**The task**
Please return the lines of the data that contain "Power".

**Record extracts**
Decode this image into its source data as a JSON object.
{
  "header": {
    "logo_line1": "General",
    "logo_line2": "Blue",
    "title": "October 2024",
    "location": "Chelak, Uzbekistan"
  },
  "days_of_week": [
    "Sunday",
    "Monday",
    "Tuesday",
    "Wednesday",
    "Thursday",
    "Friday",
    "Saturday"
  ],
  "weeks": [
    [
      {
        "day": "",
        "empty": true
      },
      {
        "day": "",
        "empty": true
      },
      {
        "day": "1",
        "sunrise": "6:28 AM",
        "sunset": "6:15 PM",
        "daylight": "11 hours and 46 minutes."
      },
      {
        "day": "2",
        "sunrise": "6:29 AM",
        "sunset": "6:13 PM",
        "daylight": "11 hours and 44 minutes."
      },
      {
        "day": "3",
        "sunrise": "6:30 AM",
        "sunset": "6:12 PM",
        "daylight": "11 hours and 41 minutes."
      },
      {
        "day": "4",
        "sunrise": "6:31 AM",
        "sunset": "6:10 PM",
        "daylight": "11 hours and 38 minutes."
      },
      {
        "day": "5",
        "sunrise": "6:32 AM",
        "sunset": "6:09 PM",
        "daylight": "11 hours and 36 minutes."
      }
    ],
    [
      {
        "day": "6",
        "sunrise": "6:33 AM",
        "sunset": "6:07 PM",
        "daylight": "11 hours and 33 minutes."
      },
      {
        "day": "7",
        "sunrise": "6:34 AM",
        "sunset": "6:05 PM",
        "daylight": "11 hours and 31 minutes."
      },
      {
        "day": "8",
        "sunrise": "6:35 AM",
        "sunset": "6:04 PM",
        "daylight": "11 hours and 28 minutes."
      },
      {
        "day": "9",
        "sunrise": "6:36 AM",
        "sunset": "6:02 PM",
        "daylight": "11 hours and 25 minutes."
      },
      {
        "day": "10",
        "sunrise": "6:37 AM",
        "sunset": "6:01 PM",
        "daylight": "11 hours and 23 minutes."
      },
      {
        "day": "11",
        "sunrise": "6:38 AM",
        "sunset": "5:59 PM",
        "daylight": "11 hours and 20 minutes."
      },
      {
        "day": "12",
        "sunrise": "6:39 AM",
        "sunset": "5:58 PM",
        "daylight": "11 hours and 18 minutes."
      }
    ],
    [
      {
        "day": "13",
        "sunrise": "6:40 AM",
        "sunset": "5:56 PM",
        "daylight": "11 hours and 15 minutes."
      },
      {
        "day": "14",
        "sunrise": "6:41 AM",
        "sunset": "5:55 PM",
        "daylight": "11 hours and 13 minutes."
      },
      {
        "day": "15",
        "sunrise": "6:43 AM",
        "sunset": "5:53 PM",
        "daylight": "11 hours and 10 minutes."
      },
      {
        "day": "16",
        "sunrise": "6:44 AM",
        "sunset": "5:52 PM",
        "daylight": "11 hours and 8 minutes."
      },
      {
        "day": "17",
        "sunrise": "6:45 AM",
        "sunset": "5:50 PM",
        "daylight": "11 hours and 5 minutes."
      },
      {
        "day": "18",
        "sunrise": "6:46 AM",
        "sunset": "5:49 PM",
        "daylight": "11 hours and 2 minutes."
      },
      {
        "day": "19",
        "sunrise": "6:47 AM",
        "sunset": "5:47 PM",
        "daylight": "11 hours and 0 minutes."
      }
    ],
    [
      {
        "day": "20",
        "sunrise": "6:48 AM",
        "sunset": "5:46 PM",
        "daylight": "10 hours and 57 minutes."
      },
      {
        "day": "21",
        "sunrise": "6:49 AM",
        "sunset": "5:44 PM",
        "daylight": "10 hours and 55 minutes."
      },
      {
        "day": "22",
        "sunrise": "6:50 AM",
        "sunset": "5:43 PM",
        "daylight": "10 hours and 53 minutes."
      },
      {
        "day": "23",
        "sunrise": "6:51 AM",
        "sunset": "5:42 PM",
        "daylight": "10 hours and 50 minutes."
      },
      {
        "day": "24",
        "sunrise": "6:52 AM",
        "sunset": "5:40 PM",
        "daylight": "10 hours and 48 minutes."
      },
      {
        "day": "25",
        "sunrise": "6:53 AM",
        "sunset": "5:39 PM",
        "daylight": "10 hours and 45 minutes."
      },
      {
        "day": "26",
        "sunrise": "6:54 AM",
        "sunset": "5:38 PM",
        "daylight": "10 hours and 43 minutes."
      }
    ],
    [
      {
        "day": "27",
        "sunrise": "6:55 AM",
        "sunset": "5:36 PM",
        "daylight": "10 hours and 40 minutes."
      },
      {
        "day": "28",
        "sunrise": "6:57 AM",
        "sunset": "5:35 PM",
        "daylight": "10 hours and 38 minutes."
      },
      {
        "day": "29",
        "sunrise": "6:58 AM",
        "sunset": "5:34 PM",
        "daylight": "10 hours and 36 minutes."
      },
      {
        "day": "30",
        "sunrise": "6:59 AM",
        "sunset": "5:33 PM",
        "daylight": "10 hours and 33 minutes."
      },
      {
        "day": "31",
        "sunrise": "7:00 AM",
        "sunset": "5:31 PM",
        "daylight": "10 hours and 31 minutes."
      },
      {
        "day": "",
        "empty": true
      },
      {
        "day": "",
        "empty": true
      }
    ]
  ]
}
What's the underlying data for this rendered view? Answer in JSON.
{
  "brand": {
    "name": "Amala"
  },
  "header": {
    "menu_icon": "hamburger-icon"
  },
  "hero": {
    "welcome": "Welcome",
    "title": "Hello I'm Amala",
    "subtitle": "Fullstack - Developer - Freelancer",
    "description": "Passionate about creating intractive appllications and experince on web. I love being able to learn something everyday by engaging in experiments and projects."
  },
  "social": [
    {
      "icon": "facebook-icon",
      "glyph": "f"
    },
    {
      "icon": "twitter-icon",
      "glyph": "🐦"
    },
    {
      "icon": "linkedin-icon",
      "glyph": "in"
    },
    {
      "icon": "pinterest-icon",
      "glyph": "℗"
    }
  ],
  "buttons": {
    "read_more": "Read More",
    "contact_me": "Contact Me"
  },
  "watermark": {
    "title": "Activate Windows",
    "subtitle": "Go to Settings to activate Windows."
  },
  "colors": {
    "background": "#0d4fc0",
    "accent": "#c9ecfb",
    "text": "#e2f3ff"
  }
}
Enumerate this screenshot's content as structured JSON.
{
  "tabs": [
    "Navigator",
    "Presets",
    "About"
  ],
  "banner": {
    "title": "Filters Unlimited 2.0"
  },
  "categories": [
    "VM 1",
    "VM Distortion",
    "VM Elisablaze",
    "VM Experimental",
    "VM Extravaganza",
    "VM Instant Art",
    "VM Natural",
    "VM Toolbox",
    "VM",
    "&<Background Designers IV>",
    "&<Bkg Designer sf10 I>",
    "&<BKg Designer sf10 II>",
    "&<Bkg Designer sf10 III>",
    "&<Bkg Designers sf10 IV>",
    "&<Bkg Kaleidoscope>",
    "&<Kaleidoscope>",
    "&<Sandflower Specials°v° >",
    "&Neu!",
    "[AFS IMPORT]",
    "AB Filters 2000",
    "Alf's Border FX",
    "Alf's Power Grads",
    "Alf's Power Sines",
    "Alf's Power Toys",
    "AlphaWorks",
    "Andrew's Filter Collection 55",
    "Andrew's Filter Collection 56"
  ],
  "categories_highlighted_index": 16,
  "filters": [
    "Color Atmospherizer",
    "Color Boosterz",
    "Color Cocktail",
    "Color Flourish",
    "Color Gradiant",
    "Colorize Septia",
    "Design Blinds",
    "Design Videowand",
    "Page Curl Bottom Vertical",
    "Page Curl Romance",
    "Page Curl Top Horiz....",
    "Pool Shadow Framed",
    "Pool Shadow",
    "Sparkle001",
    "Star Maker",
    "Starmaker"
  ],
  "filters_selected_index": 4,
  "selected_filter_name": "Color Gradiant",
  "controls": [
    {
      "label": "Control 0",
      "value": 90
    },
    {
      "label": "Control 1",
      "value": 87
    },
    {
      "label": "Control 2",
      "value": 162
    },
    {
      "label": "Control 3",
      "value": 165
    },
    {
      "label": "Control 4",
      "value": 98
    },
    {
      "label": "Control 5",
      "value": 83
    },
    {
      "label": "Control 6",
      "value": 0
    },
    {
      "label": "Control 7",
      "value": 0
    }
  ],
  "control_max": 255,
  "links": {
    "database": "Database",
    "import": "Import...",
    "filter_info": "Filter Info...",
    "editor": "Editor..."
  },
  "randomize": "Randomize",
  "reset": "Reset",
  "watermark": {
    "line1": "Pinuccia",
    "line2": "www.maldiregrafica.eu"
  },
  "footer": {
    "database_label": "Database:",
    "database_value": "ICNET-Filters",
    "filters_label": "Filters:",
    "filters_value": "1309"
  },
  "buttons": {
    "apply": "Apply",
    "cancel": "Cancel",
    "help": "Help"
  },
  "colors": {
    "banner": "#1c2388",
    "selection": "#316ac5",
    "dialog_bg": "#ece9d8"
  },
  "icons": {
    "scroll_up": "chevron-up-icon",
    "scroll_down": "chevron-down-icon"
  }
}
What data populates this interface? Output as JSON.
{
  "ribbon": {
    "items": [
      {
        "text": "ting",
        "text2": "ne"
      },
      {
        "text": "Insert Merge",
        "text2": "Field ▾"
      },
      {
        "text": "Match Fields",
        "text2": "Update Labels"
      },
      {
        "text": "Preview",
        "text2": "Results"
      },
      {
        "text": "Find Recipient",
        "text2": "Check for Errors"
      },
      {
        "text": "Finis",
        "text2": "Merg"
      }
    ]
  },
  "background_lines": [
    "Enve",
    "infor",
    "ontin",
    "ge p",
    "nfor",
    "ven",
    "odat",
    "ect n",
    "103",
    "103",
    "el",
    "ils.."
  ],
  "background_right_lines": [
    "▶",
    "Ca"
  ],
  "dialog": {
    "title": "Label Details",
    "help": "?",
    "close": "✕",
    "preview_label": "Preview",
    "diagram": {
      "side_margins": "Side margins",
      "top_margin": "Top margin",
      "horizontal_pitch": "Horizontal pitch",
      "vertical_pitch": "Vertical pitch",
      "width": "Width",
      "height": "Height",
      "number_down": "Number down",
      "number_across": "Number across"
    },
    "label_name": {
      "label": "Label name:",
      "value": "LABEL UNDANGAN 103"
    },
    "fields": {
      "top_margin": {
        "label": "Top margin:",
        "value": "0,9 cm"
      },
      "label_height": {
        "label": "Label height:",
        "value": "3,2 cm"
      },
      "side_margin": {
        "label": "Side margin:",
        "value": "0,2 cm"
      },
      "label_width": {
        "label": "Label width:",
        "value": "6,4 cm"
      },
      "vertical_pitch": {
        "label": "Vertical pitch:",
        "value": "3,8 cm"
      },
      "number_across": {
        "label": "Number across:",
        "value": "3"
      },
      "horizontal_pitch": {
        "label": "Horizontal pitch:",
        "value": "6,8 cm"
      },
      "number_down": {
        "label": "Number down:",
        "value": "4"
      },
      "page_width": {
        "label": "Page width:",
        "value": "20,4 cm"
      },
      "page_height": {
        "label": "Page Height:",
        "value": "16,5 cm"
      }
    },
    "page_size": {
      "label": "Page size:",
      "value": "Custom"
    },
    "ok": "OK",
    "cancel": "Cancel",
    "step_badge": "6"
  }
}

**Task result**
    "Alf's Power Grads",
    "Alf's Power Sines",
    "Alf's Power Toys",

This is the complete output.